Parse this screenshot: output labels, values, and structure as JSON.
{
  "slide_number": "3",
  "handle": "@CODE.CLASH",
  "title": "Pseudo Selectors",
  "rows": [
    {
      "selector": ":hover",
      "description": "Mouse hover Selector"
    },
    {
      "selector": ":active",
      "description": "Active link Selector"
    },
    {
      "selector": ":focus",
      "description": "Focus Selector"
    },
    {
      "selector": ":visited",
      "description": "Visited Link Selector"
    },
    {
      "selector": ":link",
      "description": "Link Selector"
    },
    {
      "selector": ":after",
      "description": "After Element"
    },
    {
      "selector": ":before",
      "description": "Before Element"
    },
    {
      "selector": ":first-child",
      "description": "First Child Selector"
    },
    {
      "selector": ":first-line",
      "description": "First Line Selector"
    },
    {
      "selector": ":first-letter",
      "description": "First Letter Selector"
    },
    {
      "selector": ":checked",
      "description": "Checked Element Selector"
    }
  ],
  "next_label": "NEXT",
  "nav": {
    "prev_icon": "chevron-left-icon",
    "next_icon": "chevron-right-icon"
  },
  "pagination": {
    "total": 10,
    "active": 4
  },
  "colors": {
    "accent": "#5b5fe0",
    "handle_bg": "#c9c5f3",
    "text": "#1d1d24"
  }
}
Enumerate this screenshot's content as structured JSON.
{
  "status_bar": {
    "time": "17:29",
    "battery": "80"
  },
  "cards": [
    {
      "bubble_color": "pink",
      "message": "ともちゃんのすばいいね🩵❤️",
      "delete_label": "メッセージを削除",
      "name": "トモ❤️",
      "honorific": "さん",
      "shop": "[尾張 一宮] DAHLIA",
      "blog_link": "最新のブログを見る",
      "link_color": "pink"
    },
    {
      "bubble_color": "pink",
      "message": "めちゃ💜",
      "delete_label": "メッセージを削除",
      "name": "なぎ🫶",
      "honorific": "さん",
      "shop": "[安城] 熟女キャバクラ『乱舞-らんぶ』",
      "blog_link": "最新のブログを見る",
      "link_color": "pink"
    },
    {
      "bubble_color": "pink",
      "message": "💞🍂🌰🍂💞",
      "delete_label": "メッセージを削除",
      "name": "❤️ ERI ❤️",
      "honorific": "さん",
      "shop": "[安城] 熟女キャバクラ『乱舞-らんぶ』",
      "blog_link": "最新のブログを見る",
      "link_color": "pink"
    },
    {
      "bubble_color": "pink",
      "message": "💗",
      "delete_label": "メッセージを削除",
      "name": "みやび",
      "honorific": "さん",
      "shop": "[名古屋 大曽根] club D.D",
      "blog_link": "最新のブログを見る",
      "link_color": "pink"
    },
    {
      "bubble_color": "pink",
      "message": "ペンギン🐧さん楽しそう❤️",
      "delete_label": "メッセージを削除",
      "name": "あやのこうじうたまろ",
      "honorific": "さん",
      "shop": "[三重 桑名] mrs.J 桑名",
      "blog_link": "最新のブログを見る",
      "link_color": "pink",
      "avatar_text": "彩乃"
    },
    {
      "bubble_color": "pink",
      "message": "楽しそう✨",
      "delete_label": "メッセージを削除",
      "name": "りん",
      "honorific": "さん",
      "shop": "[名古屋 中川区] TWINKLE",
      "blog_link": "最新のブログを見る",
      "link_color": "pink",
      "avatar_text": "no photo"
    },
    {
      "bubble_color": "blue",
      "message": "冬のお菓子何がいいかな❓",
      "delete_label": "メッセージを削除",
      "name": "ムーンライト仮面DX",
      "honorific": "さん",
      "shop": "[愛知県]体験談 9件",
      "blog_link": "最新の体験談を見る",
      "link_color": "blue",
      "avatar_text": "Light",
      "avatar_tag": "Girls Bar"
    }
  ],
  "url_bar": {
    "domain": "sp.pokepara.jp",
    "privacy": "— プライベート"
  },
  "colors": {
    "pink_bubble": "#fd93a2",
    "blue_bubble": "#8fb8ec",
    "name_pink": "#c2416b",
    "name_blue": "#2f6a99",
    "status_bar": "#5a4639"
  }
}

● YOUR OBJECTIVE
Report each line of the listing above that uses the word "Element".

● WRITTEN REPLY
      "description": "After Element"
      "description": "Before Element"
      "description": "Checked Element Selector"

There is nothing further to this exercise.